Now, after you’ve delivered this power into the hands of the voters, you’re dismayed to find that there are voters that don’t think you should be allowed to have birth control pills or emergency contraception. They think the power of the state should be used to stop you from getting these things. There are pharmacists that think the same way, and voters who think they should be allowed to exercise this discretion while being protected from dissenting competitors.
I’m not too happy about that either. But what are you going to do about those voters? Kill them? Outvote them? (That’ll work great until they’ve outbred you for a few generations) Try to work up an even more convoluted principle that lets doctors and pharmacists treat us like the overgrown children you insist that most of us are but doesn’t let them refuse us birth control prescriptions?
Or are you going to join with some of those you affectionately call “wingnuts” and stand for the principle that, no, the government should not have the power to take away our medicine or use force to stop us from buying it or insist that a special class of people has the power to make all those decisions for us? Form a coalition of voters who hate the restrictions on birth control and voters who hate the restrictions on pain medicine and voters who hate the restrictions on experimental cancer therapies and voters who hate the restrictions on allergy medicine and voters who hate the extra cost the whole system imposes on everyone who needs medicine or medical treatment of any kind?

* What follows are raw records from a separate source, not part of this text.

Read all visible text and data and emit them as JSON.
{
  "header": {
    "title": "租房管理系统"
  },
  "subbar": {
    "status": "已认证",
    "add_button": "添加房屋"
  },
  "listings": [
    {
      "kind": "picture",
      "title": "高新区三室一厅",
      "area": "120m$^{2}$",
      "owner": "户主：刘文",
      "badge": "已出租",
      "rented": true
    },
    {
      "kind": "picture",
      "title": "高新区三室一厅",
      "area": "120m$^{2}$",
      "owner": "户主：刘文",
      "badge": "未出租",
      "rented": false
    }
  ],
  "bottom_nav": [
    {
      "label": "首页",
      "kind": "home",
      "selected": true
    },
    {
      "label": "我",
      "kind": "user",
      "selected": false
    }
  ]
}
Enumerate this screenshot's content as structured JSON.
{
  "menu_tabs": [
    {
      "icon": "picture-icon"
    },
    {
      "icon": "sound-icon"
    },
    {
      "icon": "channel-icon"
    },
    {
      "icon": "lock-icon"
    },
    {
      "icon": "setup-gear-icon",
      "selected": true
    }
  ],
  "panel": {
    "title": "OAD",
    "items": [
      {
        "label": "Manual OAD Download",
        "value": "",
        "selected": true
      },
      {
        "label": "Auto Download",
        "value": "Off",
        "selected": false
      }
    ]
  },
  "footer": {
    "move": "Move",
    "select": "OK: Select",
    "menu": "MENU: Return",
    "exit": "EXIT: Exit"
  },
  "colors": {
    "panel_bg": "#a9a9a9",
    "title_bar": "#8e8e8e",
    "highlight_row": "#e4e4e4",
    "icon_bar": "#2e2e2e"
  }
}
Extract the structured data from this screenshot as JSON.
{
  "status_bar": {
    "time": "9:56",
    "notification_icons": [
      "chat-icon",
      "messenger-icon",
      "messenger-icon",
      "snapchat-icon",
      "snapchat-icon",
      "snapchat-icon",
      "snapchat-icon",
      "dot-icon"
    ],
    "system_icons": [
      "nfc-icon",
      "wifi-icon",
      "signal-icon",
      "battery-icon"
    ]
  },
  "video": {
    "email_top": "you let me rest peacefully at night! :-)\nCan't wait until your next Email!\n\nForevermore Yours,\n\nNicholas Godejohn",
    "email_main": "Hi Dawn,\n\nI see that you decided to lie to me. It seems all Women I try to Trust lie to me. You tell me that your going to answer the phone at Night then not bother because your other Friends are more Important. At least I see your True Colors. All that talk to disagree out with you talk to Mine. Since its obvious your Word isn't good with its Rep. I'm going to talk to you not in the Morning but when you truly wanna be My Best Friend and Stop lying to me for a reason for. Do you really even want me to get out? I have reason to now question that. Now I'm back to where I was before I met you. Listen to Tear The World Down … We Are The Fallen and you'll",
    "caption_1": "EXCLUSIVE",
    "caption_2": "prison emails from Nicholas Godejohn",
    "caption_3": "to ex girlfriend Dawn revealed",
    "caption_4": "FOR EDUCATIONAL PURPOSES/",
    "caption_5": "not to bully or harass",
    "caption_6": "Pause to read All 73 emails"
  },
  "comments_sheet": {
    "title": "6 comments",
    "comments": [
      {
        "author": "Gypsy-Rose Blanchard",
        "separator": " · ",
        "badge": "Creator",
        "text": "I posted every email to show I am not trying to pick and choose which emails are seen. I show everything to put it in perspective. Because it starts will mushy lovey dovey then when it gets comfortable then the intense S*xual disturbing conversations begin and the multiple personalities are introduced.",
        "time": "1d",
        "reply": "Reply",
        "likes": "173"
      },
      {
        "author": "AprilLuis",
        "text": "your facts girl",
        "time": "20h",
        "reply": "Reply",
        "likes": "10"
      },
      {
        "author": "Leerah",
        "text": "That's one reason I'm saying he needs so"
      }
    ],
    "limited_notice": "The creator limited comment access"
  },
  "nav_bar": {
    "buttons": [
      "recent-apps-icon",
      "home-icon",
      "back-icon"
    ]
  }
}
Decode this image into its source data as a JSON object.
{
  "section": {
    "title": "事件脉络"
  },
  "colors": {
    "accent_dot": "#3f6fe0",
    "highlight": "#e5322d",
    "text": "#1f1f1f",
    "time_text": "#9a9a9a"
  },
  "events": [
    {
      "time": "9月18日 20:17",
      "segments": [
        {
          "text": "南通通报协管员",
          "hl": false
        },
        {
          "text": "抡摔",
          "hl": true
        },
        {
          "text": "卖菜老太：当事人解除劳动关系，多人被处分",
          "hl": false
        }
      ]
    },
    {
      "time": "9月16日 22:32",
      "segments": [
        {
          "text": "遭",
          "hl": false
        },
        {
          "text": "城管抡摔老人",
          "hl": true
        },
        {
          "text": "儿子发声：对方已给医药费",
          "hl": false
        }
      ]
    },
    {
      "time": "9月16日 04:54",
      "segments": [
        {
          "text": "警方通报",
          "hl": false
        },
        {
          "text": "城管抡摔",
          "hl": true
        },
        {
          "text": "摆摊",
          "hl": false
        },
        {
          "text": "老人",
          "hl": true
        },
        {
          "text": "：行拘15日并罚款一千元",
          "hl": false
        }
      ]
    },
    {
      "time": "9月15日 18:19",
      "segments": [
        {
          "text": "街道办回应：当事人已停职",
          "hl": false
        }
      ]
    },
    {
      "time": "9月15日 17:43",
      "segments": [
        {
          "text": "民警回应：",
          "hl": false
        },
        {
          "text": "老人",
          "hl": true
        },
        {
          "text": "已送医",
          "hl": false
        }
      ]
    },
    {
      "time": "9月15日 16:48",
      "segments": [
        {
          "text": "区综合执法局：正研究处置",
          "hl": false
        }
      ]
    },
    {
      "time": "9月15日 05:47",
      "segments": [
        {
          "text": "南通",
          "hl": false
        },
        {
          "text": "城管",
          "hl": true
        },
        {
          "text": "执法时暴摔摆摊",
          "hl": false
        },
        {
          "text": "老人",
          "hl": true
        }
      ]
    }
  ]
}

Hell, you might convince some religious wackos to give up their opposition to other people buying birth control in peace in exchange for cheaper medicines, quicker introduction of new medicines, and the right to treat their own conditions without other groups of voters having a say.
I think it’s worth a shot. Y’all with me?